- Is your home nearby amenities you value, like a tennis court, parks or ideal schools?
- Is your commute to work very far? Is that important to you?
- Do you prefer the convenience of a new build over the character of an old home?
If you have decided to go through with moving to a new build, consider both the positive and negative aspects:
- Move to a neighbourhood you prefer: Perhaps you have outgrown a bustling, downtown community and are looking for a quiet suburb. Or, maybe you changed jobs and your commute is too far for comfort. In any case, if you are not entirely enticed by some of the features attributed to older or established communities, that may be reason enough to move to a new house.
- Avoid living in a construction zone: Having your home covered in drywall dust and tarps can be stressful. Moving to a new build ensures you avoid the mental and emotional strain of having your routine, and your home, disrupted.
- Don’t deal with new contracts and contractors: There are always hiccups when you remodel, and it may not necessarily be worthwhile to deal with the costs and ongoing communication required to work with contractors for your life at this stage.
- Buy your perfect home: Moving to a new build could provide you the opportunity to find your perfect home without going through the hassle of a renovation.
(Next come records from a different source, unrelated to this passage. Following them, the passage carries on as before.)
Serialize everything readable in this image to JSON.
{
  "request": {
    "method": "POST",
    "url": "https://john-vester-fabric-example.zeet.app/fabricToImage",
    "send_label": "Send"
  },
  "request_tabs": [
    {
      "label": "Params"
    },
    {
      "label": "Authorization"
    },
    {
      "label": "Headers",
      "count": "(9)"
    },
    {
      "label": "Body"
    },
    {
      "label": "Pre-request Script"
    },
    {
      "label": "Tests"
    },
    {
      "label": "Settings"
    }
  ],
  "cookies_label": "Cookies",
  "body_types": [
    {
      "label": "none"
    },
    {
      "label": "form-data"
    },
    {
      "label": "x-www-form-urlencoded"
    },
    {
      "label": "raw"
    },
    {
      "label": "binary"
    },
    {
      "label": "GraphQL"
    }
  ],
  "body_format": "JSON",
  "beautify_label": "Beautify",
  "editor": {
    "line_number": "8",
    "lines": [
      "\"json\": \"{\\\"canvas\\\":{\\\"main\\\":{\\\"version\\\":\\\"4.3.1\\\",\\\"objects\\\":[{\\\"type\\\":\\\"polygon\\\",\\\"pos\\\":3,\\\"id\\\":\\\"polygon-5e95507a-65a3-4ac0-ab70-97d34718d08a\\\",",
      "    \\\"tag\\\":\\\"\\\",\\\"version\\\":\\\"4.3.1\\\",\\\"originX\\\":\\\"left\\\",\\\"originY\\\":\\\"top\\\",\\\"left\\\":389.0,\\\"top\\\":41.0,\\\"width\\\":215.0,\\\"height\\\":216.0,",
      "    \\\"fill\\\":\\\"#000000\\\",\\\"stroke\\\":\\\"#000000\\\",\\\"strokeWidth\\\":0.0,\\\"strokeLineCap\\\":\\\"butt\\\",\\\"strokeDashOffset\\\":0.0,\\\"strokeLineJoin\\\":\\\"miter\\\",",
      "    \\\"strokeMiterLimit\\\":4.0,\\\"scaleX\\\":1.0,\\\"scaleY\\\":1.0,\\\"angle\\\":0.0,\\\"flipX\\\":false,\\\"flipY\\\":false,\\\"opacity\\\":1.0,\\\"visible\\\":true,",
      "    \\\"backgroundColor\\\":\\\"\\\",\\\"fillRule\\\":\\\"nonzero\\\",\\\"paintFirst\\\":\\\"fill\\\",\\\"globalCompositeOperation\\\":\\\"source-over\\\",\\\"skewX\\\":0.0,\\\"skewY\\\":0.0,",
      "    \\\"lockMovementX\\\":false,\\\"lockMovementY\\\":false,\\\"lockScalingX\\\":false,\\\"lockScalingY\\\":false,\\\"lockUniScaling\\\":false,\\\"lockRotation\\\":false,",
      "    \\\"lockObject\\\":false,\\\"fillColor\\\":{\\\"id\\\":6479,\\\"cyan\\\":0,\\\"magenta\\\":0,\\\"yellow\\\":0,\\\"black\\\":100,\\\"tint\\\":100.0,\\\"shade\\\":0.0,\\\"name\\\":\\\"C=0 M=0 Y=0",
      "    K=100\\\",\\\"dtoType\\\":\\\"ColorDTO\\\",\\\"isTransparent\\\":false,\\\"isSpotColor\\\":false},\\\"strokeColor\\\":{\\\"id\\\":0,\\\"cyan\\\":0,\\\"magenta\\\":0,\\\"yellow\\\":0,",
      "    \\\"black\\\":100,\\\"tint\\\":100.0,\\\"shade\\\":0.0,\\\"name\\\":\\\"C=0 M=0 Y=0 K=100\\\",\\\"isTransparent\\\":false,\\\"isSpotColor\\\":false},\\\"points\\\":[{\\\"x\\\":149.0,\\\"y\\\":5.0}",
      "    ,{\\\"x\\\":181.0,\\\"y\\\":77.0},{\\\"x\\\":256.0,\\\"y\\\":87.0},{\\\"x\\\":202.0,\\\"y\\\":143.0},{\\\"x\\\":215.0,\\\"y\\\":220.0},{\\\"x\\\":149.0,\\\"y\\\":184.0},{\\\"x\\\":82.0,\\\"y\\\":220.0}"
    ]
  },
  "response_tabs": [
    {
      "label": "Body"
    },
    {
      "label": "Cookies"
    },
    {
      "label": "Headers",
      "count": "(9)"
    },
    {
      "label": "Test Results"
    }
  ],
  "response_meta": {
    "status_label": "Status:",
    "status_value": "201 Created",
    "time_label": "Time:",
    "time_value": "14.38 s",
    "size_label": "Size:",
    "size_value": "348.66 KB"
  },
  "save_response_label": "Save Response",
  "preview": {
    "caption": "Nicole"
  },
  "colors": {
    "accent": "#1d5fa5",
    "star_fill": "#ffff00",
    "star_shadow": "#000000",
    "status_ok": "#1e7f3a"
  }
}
New homes are typically equipped with modern design elements such as open floor plans and walk-in closets. If these amenities appeal to you, then moving to a new build may be your best bet.
- You may spend more on your home: New builds tend to be costlier than older homes, depending on the market you live in, and often because they cater to contemporary tastes and needs.
- Leave a community you love: Often, new builds are situated in communities that are far away from the city centre and other conveniences. If you are not keen on long commutes or a lifestyle that requires you to drive to specific amenities as opposed to be within walking distance of your gym and favourite coffee shop, perhaps relocating to a new community is not for you.
- Less charming: Sometimes a new build can lack the character and unique architectural qualities of a fixer upper that many people are drawn to.
- Not an established community: If your dream neighbourhood includes big trees and neighbours that have known each other for years, then moving to a new suburb will not necessarily give you the initial sense of community you crave. Yet, of course, trees and friendships do grow over time.
- Possible move-in delays: Like any construction timeline, sometimes things go awry. Your home may not be built on time. This delay can cause complications with your mortgage and a major inconvenience to your family.
While choosing to renovate a fixer upper or relocate to a new build is not an easy decision, should you decide to remodel your next home check out or blog about planning a home reno.
Whatever house you decide to move into next, visit our website to learn how AMJ Campbell can assist making the transition seamless and stress free.